Many famous artists throughout history have relied on a muse - usually a woman - for their creative inspiration. Eduard Manet's muse, Victorene Meurent, inspired him to paint in a completely different style after he first set eyes on her. Gustav Klimt's famous painting "The Kiss" is believed to be of him and his muse Emilio Floege. And whilst the surrealist Salvador Dali was ten years younger, Gala Diakonova was not only his muse but also his model, lover, manager and later his wife.
Frida Kahlo and her monkey muses
However, many creatively inclined people had an animal as their muse, thus providing a calming constant and who also frequently appeared in their paintings. Animal muses don't only include the more mundane cats and dogs but also parrots, eagles, chickens, deer, monkeys and even ocelots! Whatever takes your fancy. For example, the founder of the cubist movement Picasso, had a daschund called Lump who appears in 54 of Picasso's works. They lived together for 16 years and died mere months apart. Andy Warhole also had a little daschhund called Archie who accompanied him everywhere - to restaurants, exhibition openings and of course his studio. He was painted in the true Warhole style and later sold in prints.
The Spanish surrealist who painted some truly bizarre scenes even had two ocelots as his muse called Babou and Bouba. When an affluent and influential gallery owner in Paris loudly complained that the "cats" had had an accident on his priceless 17th century engravings Dali calmly replied that an accident of Dali's could only increase their value- and it did!! The owner upped the price of his now stained and doubly historic engravings by a whopping 50% - very profitable indeed.
Salvatore and one of his ocelots
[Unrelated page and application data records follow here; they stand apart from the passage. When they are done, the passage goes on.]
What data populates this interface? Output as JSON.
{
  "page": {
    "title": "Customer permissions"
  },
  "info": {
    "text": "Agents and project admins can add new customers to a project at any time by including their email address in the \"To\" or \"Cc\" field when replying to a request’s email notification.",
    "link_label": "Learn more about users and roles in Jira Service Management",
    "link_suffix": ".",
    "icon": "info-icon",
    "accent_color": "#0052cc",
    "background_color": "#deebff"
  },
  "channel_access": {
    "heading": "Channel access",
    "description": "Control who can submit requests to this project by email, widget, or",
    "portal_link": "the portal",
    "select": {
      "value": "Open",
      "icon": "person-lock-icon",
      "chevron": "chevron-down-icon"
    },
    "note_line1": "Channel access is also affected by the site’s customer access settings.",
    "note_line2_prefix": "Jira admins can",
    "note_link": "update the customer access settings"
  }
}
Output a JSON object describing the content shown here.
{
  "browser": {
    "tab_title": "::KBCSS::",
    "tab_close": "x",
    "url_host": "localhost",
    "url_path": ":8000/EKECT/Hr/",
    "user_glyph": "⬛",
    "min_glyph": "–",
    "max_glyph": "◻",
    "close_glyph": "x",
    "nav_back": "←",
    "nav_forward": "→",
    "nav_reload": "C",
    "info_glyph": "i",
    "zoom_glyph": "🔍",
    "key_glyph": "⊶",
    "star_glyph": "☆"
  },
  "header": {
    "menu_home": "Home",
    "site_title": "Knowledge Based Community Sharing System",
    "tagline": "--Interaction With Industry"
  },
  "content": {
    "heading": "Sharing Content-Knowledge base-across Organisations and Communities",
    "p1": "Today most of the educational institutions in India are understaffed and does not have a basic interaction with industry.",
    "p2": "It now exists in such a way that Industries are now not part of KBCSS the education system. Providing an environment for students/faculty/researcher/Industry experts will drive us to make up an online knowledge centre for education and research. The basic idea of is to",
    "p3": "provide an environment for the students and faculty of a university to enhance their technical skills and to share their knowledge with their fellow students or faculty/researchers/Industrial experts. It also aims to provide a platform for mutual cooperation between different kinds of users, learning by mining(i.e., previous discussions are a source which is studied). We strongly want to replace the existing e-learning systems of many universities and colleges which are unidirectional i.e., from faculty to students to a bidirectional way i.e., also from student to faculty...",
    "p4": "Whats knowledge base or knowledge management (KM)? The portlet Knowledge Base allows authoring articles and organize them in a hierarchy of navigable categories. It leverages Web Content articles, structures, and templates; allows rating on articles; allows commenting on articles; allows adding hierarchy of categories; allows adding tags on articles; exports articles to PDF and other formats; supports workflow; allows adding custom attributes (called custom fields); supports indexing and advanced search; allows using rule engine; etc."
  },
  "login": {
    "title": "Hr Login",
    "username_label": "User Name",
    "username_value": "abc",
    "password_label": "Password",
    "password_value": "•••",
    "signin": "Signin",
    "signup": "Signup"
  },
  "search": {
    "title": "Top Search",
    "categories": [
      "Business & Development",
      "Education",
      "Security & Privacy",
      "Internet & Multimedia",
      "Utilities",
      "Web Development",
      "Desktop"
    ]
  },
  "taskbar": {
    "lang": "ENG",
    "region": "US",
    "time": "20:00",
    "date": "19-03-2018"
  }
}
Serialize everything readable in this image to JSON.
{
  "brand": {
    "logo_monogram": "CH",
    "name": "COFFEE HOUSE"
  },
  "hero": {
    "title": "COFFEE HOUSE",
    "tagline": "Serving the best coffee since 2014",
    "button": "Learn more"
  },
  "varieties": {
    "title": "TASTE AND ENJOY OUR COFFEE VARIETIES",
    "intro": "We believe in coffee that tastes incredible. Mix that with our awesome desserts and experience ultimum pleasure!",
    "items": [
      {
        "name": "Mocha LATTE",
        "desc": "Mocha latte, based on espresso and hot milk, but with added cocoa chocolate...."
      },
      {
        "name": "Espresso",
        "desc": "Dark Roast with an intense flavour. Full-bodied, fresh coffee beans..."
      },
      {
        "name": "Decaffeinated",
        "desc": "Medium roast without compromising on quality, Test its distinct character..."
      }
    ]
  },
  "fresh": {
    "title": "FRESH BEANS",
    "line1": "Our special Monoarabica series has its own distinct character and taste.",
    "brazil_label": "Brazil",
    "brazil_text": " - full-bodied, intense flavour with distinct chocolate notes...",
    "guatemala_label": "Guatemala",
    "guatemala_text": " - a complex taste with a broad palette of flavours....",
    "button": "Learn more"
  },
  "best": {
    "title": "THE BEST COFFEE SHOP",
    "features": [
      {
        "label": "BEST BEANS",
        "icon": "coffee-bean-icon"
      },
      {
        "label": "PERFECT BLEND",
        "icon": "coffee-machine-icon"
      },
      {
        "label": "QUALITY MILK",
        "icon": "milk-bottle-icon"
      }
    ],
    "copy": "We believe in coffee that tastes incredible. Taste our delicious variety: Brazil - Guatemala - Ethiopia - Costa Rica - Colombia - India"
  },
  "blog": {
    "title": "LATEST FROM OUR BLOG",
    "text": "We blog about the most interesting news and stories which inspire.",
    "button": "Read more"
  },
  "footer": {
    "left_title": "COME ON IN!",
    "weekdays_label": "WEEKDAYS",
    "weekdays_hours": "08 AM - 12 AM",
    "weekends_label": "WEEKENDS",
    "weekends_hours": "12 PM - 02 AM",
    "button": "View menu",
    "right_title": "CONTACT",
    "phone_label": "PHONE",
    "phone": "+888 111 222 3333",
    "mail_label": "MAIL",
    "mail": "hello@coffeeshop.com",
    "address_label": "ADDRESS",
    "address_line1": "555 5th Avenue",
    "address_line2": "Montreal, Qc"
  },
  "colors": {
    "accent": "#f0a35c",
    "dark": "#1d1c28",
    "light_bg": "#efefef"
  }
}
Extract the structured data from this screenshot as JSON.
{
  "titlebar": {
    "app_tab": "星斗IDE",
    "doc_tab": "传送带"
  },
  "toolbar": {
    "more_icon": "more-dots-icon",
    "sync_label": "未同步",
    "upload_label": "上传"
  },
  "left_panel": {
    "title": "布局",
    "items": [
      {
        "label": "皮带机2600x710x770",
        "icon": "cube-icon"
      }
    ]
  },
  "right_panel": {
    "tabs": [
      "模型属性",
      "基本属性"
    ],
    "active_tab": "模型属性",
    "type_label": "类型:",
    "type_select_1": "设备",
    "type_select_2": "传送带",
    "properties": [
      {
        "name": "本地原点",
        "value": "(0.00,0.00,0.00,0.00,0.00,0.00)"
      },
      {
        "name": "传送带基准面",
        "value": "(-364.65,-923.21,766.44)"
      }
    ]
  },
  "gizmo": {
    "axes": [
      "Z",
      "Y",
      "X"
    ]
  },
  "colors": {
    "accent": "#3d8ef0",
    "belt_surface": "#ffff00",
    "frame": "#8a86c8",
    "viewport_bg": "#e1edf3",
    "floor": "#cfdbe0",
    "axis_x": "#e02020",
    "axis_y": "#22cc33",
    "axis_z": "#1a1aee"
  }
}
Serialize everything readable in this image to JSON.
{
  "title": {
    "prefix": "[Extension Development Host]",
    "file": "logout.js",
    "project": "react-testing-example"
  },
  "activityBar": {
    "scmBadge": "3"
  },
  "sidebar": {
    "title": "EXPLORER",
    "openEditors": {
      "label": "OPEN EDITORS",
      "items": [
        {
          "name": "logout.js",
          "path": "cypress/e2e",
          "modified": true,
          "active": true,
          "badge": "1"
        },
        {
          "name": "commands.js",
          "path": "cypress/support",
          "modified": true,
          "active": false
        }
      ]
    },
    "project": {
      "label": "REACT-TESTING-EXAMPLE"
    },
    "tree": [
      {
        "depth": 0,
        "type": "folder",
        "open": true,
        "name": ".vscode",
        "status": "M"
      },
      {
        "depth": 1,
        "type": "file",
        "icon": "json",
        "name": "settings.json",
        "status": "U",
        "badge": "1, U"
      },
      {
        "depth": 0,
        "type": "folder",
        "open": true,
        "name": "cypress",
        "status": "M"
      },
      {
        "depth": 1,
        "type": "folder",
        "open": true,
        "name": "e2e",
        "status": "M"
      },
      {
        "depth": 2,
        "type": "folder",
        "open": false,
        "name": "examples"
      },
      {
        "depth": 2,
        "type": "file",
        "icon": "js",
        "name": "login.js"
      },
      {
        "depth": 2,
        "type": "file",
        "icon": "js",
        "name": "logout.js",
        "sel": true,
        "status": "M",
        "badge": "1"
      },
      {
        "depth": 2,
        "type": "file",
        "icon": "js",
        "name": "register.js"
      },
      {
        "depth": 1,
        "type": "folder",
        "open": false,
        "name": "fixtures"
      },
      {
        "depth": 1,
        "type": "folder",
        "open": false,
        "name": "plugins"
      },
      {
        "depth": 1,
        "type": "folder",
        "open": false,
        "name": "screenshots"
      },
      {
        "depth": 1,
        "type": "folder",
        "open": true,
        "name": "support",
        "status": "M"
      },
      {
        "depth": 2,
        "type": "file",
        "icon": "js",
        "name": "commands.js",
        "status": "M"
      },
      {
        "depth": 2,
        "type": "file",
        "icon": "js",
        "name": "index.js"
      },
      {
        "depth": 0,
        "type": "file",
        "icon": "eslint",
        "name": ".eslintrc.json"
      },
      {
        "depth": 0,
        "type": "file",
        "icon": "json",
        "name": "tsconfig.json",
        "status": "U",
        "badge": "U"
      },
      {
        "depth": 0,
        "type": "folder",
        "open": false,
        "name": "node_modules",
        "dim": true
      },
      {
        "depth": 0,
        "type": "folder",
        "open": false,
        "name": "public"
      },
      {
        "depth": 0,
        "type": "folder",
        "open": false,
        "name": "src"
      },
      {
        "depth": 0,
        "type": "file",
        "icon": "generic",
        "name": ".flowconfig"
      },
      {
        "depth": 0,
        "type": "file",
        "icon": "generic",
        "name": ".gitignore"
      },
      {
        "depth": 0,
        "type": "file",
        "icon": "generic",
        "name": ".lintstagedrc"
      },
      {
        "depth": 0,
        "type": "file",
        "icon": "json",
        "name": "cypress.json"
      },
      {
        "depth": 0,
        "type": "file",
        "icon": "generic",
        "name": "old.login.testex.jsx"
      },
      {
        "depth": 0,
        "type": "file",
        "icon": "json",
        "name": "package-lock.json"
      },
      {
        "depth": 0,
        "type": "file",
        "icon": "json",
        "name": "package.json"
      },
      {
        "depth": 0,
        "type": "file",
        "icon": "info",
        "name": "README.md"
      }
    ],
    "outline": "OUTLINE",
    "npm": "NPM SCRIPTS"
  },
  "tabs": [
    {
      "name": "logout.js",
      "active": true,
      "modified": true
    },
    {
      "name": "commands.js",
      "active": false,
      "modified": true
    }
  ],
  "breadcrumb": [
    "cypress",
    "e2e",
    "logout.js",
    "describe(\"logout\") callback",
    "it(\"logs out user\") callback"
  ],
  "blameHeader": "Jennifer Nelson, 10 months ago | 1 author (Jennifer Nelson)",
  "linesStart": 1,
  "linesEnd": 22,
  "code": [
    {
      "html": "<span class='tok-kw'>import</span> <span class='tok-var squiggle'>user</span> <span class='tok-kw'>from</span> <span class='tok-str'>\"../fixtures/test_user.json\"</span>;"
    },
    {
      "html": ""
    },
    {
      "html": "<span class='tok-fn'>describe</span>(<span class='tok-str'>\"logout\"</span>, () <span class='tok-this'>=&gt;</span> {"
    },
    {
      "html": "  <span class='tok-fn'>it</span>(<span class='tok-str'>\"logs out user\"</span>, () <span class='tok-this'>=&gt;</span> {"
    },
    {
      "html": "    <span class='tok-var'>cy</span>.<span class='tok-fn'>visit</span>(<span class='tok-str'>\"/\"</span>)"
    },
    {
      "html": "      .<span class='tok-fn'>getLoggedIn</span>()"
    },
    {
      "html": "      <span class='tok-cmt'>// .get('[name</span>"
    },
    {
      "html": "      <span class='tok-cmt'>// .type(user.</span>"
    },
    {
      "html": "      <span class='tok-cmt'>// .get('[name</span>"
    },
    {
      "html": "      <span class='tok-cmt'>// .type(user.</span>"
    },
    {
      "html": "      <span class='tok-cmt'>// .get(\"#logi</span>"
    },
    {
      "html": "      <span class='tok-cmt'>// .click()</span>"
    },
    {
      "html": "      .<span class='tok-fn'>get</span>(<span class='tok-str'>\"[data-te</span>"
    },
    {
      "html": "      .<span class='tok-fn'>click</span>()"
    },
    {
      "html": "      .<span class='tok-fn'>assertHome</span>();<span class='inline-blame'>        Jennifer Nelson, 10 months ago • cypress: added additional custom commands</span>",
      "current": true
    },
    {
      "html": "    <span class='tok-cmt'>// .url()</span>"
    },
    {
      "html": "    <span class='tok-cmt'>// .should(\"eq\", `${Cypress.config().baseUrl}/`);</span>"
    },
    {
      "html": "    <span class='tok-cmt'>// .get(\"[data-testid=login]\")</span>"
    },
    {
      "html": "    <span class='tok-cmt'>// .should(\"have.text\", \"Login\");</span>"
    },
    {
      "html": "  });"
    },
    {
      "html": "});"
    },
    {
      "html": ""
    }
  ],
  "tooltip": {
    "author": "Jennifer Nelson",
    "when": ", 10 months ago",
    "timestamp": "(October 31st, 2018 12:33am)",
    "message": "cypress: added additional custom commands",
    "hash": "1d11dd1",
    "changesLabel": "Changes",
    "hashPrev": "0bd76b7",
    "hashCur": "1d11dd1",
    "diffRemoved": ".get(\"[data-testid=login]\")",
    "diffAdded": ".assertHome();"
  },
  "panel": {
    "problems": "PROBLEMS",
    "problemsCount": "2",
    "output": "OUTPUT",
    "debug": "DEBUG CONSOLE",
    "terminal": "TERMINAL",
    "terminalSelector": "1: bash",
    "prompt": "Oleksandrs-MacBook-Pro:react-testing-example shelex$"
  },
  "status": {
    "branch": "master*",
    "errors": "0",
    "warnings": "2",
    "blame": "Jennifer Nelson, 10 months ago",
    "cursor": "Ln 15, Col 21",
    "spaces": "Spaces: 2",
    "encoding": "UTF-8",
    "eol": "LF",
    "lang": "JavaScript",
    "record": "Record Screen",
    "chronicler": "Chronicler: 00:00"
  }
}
So getting back to me.... Do I need a muse? No, not really. I paint mainly outback landscapes and paintings of all that is Australian and get my inspiration from many other things. But I also do a lot of dog portraits and of course Australian working dogs. I think our last dog must have been my muse because when this gorgeous old Great Dane died I did fret that I'd never be able to paint a dog again. I painted her many times in many different styles and mediums and even sold some - much to the families horror. How could I dare part with even one of her portraits- it would be like giving HER away - apparently. Shock, horror!